App and web page records:
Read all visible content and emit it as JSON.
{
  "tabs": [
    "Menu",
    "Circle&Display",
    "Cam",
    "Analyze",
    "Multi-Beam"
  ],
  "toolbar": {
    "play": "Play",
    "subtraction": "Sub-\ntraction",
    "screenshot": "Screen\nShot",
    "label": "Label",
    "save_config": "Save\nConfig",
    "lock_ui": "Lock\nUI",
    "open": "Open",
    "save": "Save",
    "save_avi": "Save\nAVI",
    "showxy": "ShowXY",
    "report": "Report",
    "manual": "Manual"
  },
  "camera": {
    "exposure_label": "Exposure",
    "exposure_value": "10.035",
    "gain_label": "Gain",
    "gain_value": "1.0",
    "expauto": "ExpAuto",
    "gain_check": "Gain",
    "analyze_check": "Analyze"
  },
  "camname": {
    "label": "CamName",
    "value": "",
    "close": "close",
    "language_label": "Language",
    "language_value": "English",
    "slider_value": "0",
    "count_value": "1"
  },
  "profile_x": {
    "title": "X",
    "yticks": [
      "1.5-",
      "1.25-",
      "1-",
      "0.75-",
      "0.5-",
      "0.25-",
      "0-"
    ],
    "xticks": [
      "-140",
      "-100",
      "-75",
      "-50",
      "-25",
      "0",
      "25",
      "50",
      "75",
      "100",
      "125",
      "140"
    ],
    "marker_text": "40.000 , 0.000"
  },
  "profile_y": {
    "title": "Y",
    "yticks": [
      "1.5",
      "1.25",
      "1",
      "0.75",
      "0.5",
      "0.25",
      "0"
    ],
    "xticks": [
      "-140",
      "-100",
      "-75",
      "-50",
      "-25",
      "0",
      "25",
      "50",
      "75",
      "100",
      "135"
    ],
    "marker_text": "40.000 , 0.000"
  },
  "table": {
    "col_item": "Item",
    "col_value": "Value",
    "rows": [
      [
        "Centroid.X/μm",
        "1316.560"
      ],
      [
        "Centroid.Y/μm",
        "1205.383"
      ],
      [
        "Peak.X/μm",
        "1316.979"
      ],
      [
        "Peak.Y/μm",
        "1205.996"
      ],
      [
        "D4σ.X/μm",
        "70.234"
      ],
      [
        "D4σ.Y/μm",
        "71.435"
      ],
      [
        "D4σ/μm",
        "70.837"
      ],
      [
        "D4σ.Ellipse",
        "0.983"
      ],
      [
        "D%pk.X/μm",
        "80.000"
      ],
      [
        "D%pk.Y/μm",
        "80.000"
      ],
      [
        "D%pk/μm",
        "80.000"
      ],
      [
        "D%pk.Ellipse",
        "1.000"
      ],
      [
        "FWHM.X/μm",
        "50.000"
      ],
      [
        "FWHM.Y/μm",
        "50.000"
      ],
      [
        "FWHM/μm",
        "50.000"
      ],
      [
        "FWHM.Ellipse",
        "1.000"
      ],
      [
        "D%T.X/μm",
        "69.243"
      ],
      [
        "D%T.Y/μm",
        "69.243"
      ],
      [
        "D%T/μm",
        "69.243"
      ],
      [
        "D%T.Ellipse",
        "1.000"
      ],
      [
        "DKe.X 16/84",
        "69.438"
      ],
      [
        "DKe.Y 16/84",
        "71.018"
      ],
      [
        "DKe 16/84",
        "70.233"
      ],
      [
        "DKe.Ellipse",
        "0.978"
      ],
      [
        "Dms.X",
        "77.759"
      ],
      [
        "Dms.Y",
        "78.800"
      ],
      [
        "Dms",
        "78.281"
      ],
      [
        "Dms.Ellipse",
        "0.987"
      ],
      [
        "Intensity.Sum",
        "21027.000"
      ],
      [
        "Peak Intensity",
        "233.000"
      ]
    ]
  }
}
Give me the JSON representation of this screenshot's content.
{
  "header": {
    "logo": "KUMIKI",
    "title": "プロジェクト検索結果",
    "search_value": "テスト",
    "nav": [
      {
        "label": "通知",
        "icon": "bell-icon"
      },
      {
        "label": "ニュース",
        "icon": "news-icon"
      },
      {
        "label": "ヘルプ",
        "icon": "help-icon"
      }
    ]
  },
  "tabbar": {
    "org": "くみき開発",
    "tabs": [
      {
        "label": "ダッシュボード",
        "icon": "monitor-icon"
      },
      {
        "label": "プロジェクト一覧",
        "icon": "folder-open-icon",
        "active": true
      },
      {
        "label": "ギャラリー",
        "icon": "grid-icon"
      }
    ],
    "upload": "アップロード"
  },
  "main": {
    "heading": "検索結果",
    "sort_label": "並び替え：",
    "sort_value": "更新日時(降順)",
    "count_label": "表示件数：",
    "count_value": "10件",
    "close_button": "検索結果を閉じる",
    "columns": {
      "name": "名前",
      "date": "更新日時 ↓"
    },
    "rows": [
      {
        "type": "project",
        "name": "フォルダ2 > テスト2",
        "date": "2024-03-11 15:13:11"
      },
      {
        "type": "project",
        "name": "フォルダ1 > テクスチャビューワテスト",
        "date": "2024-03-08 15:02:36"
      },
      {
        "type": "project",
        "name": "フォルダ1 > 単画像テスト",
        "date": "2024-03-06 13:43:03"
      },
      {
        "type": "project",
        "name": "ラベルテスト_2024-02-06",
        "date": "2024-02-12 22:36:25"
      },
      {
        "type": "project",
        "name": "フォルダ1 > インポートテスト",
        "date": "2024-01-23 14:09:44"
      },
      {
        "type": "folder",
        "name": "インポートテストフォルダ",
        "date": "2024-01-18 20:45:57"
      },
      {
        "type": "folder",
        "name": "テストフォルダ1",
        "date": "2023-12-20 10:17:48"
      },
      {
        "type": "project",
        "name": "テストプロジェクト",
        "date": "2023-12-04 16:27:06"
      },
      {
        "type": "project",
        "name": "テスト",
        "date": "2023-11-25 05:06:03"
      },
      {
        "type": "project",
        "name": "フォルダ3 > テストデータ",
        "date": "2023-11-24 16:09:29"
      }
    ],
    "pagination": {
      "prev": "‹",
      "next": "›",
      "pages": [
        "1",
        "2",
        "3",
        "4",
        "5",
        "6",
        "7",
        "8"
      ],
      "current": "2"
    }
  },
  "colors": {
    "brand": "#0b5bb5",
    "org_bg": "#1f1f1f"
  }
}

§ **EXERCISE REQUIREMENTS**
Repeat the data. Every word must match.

§ **REPLY**
Read all visible content and emit it as JSON.
{
  "tabs": [
    "Menu",
    "Circle&Display",
    "Cam",
    "Analyze",
    "Multi-Beam"
  ],
  "toolbar": {
    "play": "Play",
    "subtraction": "Sub-\ntraction",
    "screenshot": "Screen\nShot",
    "label": "Label",
    "save_config": "Save\nConfig",
    "lock_ui": "Lock\nUI",
    "open": "Open",
    "save": "Save",
    "save_avi": "Save\nAVI",
    "showxy": "ShowXY",
    "report": "Report",
    "manual": "Manual"
  },
  "camera": {
    "exposure_label": "Exposure",
    "exposure_value": "10.035",
    "gain_label": "Gain",
    "gain_value": "1.0",
    "expauto": "ExpAuto",
    "gain_check": "Gain",
    "analyze_check": "Analyze"
  },
  "camname": {
    "label": "CamName",
    "value": "",
    "close": "close",
    "language_label": "Language",
    "language_value": "English",
    "slider_value": "0",
    "count_value": "1"
  },
  "profile_x": {
    "title": "X",
    "yticks": [
      "1.5-",
      "1.25-",
      "1-",
      "0.75-",
      "0.5-",
      "0.25-",
      "0-"
    ],
    "xticks": [
      "-140",
      "-100",
      "-75",
      "-50",
      "-25",
      "0",
      "25",
      "50",
      "75",
      "100",
      "125",
      "140"
    ],
    "marker_text": "40.000 , 0.000"
  },
  "profile_y": {
    "title": "Y",
    "yticks": [
      "1.5",
      "1.25",
      "1",
      "0.75",
      "0.5",
      "0.25",
      "0"
    ],
    "xticks": [
      "-140",
      "-100",
      "-75",
      "-50",
      "-25",
      "0",
      "25",
      "50",
      "75",
      "100",
      "135"
    ],
    "marker_text": "40.000 , 0.000"
  },
  "table": {
    "col_item": "Item",
    "col_value": "Value",
    "rows": [
      [
        "Centroid.X/μm",
        "1316.560"
      ],
      [
        "Centroid.Y/μm",
        "1205.383"
      ],
      [
        "Peak.X/μm",
        "1316.979"
      ],
      [
        "Peak.Y/μm",
        "1205.996"
      ],
      [
        "D4σ.X/μm",
        "70.234"
      ],
      [
        "D4σ.Y/μm",
        "71.435"
      ],
      [
        "D4σ/μm",
        "70.837"
      ],
      [
        "D4σ.Ellipse",
        "0.983"
      ],
      [
        "D%pk.X/μm",
        "80.000"
      ],
      [
        "D%pk.Y/μm",
        "80.000"
      ],
      [
        "D%pk/μm",
        "80.000"
      ],
      [
        "D%pk.Ellipse",
        "1.000"
      ],
      [
        "FWHM.X/μm",
        "50.000"
      ],
      [
        "FWHM.Y/μm",
        "50.000"
      ],
      [
        "FWHM/μm",
        "50.000"
      ],
      [
        "FWHM.Ellipse",
        "1.000"
      ],
      [
        "D%T.X/μm",
        "69.243"
      ],
      [
        "D%T.Y/μm",
        "69.243"
      ],
      [
        "D%T/μm",
        "69.243"
      ],
      [
        "D%T.Ellipse",
        "1.000"
      ],
      [
        "DKe.X 16/84",
        "69.438"
      ],
      [
        "DKe.Y 16/84",
        "71.018"
      ],
      [
        "DKe 16/84",
        "70.233"
      ],
      [
        "DKe.Ellipse",
        "0.978"
      ],
      [
        "Dms.X",
        "77.759"
      ],
      [
        "Dms.Y",
        "78.800"
      ],
      [
        "Dms",
        "78.281"
      ],
      [
        "Dms.Ellipse",
        "0.987"
      ],
      [
        "Intensity.Sum",
        "21027.000"
      ],
      [
        "Peak Intensity",
        "233.000"
      ]
    ]
  }
}
Give me the JSON representation of this screenshot's content.
{
  "header": {
    "logo": "KUMIKI",
    "title": "プロジェクト検索結果",
    "search_value": "テスト",
    "nav": [
      {
        "label": "通知",
        "icon": "bell-icon"
      },
      {
        "label": "ニュース",
        "icon": "news-icon"
      },
      {
        "label": "ヘルプ",
        "icon": "help-icon"
      }
    ]
  },
  "tabbar": {
    "org": "くみき開発",
    "tabs": [
      {
        "label": "ダッシュボード",
        "icon": "monitor-icon"
      },
      {
        "label": "プロジェクト一覧",
        "icon": "folder-open-icon",
        "active": true
      },
      {
        "label": "ギャラリー",
        "icon": "grid-icon"
      }
    ],
    "upload": "アップロード"
  },
  "main": {
    "heading": "検索結果",
    "sort_label": "並び替え：",
    "sort_value": "更新日時(降順)",
    "count_label": "表示件数：",
    "count_value": "10件",
    "close_button": "検索結果を閉じる",
    "columns": {
      "name": "名前",
      "date": "更新日時 ↓"
    },
    "rows": [
      {
        "type": "project",
        "name": "フォルダ2 > テスト2",
        "date": "2024-03-11 15:13:11"
      },
      {
        "type": "project",
        "name": "フォルダ1 > テクスチャビューワテスト",
        "date": "2024-03-08 15:02:36"
      },
      {
        "type": "project",
        "name": "フォルダ1 > 単画像テスト",
        "date": "2024-03-06 13:43:03"
      },
      {
        "type": "project",
        "name": "ラベルテスト_2024-02-06",
        "date": "2024-02-12 22:36:25"
      },
      {
        "type": "project",
        "name": "フォルダ1 > インポートテスト",
        "date": "2024-01-23 14:09:44"
      },
      {
        "type": "folder",
        "name": "インポートテストフォルダ",
        "date": "2024-01-18 20:45:57"
      },
      {
        "type": "folder",
        "name": "テストフォルダ1",
        "date": "2023-12-20 10:17:48"
      },
      {
        "type": "project",
        "name": "テストプロジェクト",
        "date": "2023-12-04 16:27:06"
      },
      {
        "type": "project",
        "name": "テスト",
        "date": "2023-11-25 05:06:03"
      },
      {
        "type": "project",
        "name": "フォルダ3 > テストデータ",
        "date": "2023-11-24 16:09:29"
      }
    ],
    "pagination": {
      "prev": "‹",
      "next": "›",
      "pages": [
        "1",
        "2",
        "3",
        "4",
        "5",
        "6",
        "7",
        "8"
      ],
      "current": "2"
    }
  },
  "colors": {
    "brand": "#0b5bb5",
    "org_bg": "#1f1f1f"
  }
}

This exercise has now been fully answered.